Listed records –
◇ ◇ ◇ ◇

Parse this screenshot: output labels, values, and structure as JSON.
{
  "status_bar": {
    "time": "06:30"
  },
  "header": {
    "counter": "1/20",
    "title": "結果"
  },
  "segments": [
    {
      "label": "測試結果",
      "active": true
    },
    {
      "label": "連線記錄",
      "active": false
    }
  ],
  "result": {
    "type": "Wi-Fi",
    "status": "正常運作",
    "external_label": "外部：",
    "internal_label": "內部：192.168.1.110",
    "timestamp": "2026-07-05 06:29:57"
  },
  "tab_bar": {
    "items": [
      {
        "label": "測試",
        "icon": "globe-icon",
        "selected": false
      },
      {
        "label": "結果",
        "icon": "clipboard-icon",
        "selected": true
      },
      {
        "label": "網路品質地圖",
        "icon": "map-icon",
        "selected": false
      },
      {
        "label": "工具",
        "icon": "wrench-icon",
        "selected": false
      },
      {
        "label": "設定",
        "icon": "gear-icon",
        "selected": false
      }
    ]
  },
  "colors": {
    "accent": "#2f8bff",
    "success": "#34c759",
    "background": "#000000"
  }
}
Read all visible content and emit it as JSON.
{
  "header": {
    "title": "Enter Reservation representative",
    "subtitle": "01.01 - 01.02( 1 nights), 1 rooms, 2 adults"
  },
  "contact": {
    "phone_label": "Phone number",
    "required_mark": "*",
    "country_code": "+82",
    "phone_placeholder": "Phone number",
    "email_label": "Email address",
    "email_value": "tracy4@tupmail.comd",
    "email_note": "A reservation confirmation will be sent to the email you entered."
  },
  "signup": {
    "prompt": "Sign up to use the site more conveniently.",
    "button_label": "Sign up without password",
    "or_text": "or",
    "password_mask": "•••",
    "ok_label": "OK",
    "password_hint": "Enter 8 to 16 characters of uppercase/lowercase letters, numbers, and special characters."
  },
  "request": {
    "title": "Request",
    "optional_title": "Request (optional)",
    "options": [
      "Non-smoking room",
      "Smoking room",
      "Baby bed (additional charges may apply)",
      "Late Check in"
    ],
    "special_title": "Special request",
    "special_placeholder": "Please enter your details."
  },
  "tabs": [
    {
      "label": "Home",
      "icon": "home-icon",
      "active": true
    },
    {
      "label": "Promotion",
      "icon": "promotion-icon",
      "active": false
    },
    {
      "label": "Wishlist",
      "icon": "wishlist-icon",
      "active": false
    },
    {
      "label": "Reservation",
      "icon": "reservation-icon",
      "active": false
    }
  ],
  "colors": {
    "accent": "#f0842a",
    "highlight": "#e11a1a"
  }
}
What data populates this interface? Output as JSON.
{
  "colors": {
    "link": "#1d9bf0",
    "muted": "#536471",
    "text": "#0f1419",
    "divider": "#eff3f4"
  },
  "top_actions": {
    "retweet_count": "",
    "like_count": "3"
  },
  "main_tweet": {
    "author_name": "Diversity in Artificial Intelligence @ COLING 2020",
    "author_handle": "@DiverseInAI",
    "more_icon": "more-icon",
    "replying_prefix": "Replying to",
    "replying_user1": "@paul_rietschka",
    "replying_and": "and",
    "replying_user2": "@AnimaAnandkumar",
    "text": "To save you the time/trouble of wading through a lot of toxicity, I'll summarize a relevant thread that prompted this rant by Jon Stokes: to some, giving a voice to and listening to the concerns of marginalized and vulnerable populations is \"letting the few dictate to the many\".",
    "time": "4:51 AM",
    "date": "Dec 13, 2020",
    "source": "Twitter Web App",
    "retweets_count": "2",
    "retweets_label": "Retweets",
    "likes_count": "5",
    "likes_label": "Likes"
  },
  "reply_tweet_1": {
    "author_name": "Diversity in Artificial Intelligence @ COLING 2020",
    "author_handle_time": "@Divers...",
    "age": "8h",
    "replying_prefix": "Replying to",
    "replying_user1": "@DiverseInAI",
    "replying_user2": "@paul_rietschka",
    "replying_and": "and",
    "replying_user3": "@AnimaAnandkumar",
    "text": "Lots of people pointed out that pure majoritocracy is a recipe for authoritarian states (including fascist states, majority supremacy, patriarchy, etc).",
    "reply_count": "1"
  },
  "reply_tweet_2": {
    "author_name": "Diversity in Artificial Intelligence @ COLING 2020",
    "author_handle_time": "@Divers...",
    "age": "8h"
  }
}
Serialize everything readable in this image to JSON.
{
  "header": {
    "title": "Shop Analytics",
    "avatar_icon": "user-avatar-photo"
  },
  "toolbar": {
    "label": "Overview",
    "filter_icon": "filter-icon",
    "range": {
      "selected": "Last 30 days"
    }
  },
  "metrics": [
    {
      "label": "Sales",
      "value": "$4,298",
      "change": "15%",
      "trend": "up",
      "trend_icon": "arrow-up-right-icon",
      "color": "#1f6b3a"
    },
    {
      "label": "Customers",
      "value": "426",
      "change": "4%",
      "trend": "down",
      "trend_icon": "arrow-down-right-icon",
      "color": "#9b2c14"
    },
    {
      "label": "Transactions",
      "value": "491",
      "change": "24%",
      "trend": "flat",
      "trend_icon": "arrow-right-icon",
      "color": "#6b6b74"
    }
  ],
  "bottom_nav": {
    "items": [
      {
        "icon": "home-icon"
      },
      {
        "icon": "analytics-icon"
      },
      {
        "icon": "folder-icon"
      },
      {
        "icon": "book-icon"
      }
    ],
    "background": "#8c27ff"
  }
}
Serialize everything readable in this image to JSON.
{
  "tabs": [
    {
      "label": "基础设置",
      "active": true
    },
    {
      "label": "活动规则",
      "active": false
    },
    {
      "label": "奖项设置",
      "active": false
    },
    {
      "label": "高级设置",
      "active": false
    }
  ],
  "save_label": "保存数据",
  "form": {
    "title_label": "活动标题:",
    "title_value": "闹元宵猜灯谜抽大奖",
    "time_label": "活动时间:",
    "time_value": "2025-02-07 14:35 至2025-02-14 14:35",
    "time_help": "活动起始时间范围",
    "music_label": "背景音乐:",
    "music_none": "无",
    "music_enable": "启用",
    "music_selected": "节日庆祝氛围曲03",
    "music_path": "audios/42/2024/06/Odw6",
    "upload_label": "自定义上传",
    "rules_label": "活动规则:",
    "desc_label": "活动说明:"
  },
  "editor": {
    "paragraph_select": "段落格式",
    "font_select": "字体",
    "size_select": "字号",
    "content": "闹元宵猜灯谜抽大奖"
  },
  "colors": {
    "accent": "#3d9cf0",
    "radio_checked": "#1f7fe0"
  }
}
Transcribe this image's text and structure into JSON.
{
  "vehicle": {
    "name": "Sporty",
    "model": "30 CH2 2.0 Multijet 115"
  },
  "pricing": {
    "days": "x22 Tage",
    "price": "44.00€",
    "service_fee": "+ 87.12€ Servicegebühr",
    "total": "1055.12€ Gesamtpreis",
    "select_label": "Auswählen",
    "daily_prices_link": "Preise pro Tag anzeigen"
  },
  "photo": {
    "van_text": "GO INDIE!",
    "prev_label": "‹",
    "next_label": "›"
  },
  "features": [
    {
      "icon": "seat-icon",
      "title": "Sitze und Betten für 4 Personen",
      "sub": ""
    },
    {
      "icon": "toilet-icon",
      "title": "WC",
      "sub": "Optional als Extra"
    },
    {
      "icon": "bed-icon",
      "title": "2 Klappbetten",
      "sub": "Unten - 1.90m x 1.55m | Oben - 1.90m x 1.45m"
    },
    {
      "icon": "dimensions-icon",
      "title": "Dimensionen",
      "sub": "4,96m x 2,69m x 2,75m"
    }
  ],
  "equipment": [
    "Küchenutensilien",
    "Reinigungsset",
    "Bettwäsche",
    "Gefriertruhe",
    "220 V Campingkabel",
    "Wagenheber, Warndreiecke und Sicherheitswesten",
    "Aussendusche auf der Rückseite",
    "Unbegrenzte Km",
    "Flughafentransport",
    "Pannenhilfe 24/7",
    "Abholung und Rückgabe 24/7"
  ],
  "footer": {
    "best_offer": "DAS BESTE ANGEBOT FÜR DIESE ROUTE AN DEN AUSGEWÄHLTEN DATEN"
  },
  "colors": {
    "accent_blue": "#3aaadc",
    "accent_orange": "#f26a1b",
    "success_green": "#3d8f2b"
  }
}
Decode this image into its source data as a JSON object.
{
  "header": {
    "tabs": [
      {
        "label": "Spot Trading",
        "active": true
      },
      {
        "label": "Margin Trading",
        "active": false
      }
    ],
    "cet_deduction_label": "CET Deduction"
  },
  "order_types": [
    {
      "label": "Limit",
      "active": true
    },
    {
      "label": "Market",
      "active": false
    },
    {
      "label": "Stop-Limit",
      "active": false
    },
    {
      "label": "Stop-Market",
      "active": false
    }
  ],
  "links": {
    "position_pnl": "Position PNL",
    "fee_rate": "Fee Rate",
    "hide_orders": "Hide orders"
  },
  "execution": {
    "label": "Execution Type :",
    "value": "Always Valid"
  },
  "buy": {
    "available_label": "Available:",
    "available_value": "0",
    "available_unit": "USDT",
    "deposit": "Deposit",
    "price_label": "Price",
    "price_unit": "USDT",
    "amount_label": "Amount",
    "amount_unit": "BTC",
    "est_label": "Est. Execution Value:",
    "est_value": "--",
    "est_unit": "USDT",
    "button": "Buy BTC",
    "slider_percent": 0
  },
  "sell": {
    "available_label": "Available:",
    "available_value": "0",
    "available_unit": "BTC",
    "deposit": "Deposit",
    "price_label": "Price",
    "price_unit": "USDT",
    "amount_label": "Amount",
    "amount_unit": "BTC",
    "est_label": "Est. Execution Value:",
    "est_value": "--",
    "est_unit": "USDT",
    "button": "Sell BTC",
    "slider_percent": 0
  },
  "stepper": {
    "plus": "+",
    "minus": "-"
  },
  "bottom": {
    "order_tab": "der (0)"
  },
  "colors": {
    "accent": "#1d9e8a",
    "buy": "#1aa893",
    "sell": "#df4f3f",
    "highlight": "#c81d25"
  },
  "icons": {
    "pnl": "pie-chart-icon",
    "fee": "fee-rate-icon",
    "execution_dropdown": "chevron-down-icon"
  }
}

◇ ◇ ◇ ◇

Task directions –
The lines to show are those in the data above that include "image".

Response box –
Serialize everything readable in this image to JSON.
Serialize everything readable in this image to JSON.
Transcribe this image's text and structure into JSON.
Decode this image into its source data as a JSON object.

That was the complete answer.